Paul Stevens has served as president and CEO of the Investment Company Institute since June 2004. He is also a director of ICI Mutual Insurance Company. Before, he was ICI's general counsel. Outside ICI, Stevens' career has included varied roles in private law practice, as corporate counsel and in government service. He was a leader of the financial services practice of Dechert LLP and general counsel for mutual funds and international enterprise at Charles Schwab & Company Inc. Earlier in his career, Stevens served as special assistant for national security affairs to President Reagan, as executive secretary and legal adviser of the National Security Council and in other senior positions at the White House and the Pentagon. Upon leaving government service, he received the U.S. Department of Defense (DOD) Medal for Distinguished Public Service, DOD's highest civilian decoration. His current community and civic activities include service on the Finance Council of the Catholic Diocese of Arlington and the executive board of the National Capital Area Council of the Boy Scouts of America.

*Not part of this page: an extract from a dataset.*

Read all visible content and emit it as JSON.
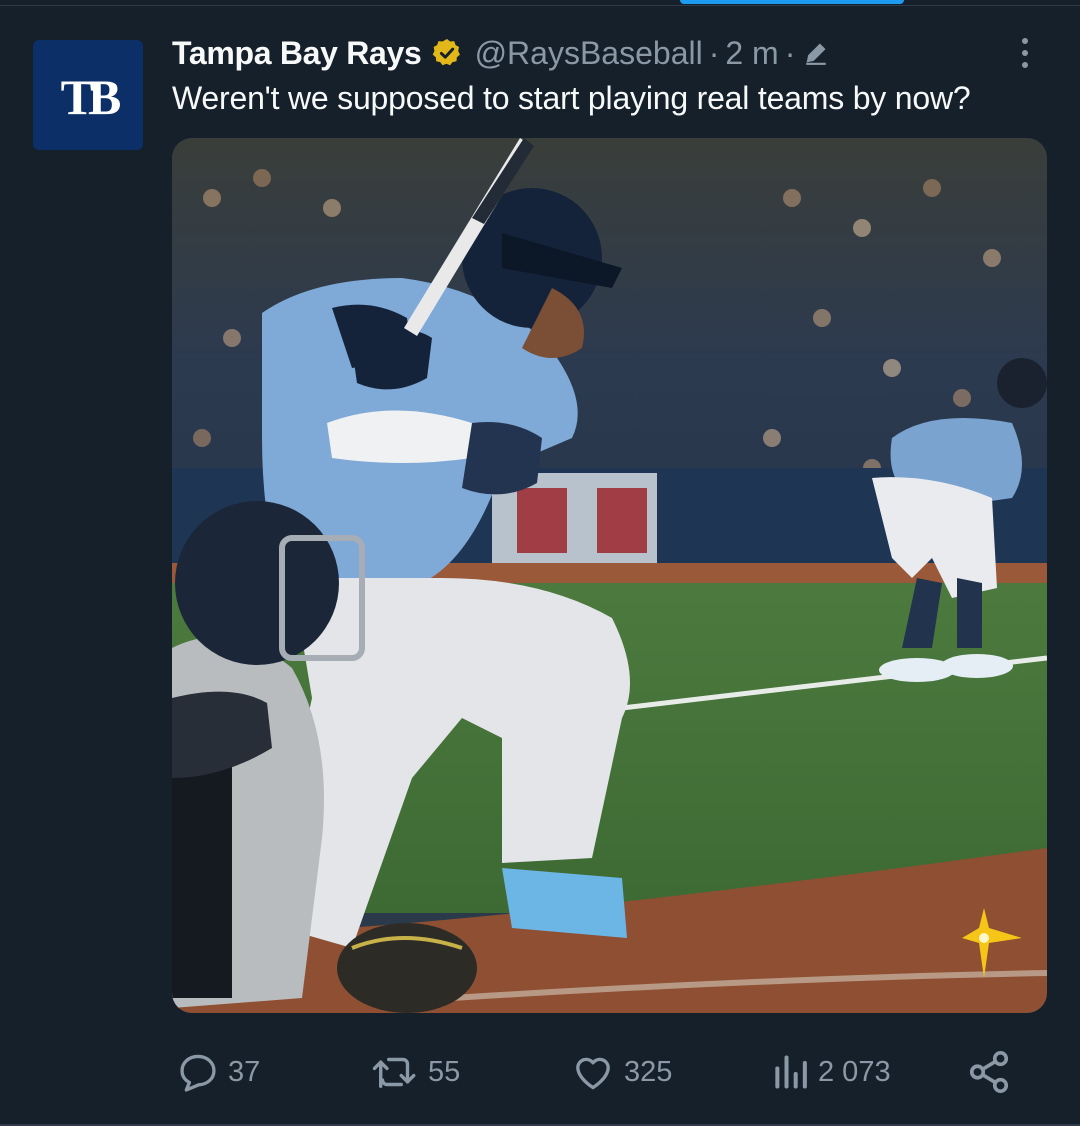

Peter J. Wallison holds the Arthur F. Burns Chair in Financial Market Studies and is co-director of AEI’s program on financial policy studies. At AEI, Wallison researches banking, insurance and securities regulation. Before joining AEI, he practiced banking, corporate and financial law at Gibson, Dunn & Crutcher, in both Washington, D.C., and New York. From June 1981 to January 1985, he was general counsel of the U.S. Department of the Treasury, where he played a significant role developing the Reagan administration’s proposals for deregulation in the financial services industry. He is a frequent contributor to the op-ed pages of The New York Times, The Wall Street Journal and Financial Times. He has also written a book on campaign finance reform entitled “Better Parties, Better Government: A Realistic Program for Campaign Finance Reform” (AEI Press, 2009).